Under the currently laws, people with insufficient funds may be eligible to have their long-term nursing home care covered by Medicaid.  However, if the individual owns a home, then Medicaid can place a legal claim (liens) on it to recover some of the benefits paid.  This is the reason why many aging homeowners attempt to shield their property from Medicaid liens by transferring ownership in the form of a gift, to their children or other loved ones.  But many of these people do not know, and find out too late, that such transfers are subject to a three-year "look-back period."

So upon transferring your deed over, the three-year Medicaid clock begins to tick.  So this means that if the transfer takes place less than three years before Medicaid benefits are sought, there is a waiting period before benefits can begin.
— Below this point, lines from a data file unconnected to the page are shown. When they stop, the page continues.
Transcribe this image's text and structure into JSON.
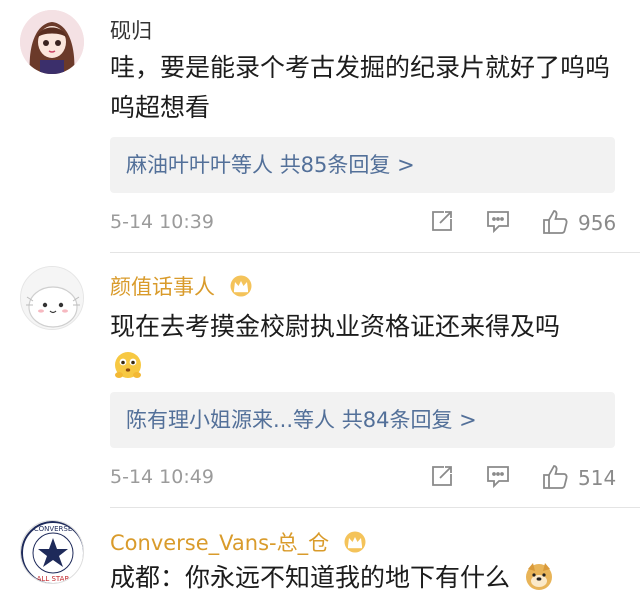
{
  "comments": [
    {
      "username": "砚归",
      "text": "哇，要是能录个考古发掘的纪录片就好了呜呜呜超想看",
      "reply_preview": "麻油叶叶叶等人",
      "reply_count": "共85条回复 >",
      "time": "5-14 10:39",
      "likes": "956"
    },
    {
      "username": "颜值话事人",
      "text": "现在去考摸金校尉执业资格证还来得及吗",
      "reply_preview": "陈有理小姐源来...等人",
      "reply_count": "共84条回复 >",
      "time": "5-14 10:49",
      "likes": "514"
    },
    {
      "username": "Converse_Vans-总_仓",
      "text": "成都：你永远不知道我的地下有什么"
    }
  ],
  "icons": {
    "share": "share-icon",
    "comment": "comment-icon",
    "like": "thumbs-up-icon",
    "vip": "crown-badge-icon"
  },
  "colors": {
    "link": "#537099",
    "gold_name": "#d99b2b",
    "meta_gray": "#9b9b9b",
    "reply_bg": "#f2f2f2"
  }
}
The waiting period is calculated using a formula that takes into consideration how much the asset was worth and how recently the transfer was made.

Simply deeding the property can have some other drawbacks.  The most prominent disadvantage is the loss of legal control of the state.  Cormac McEnery, an estate-planning lawyer in City Island in the Bronx, said that he has seen his fair share of complications arising from a transfer of deed outright, or in "fee simple", from parent to child.  In most of these cases, the child will have a falling out with the parent(s).  The parent will often find out that they have no legal power to redistribute ownership among the estate, unless the child willingly consents too.

Another big drawback of transferring deeds is the significant tax implications for the child or loved one receiving the estate.  A standard "fee simple" conveyance of the property as a gift, for example a parent transferring house deeds to their child as a gift,  will mean that the child will automatically assume the parent's tax basis.  This tax basis is used to determine the taxable capital gain for when the home is sold.

So, if the parent bought the home for $100,000 in 1975 and the child ultimately sold the house for $500,000 without owning and using it as a primary residence for two years and thus getting a tax break, the taxable gain would be $400,000 (less any improvements).  At the current federal capital gains tax rate of 15-percent, the child would have to pay $60,000 in federal taxes on a $400,000 gain and would probably be responsible for state capital gains taxes as well.  This turns out to be more  of a burden rather than a gift! 

However for homeowners, an optimal transfer of estate can be accomplished by including a "special power of appointment" clause in the deed.  This clause (1)ensures that the homeowner not only retains control over who will ultimately own the home; (2) protects the home from potential Medicaid liens; (3) starts the three-year Medicaid look-back clock ticking; and (4) eliminates the capital gains tax problem for the children.

With a special power of appointment clause, a homeowner retains the rights to transfers title of the home to whomever he want, either during his lifetime or through his will.  For Medicaid purposes, such a transfer is considered a completed transfer.  But for tax purposes, the transfer is considered an incomplete transfer since the parent reserves the right to change his mind and retitle the property to someone else.  The transfer only becomes completed upon the death of the parent.  And when that occurs, the children benefit from a stepped-up tax basis - equal to the market value of the property at the time of the parent's death, rather than the original acquisition cost.

The "Special Power of Appointment" Clause will have strong implications not only for Medicaid and federal and state tax purposes, but for title insurance purposes as well.  It is an important strategy that most families can utilize, but the best advice is to consult an experienced elder-care lawyer.  The reason being is that the transfer of the deed can be a relatively technical procedure.  The language used in the Special Power of Appointment clause must be precise to ensure that all benefits will be properly met.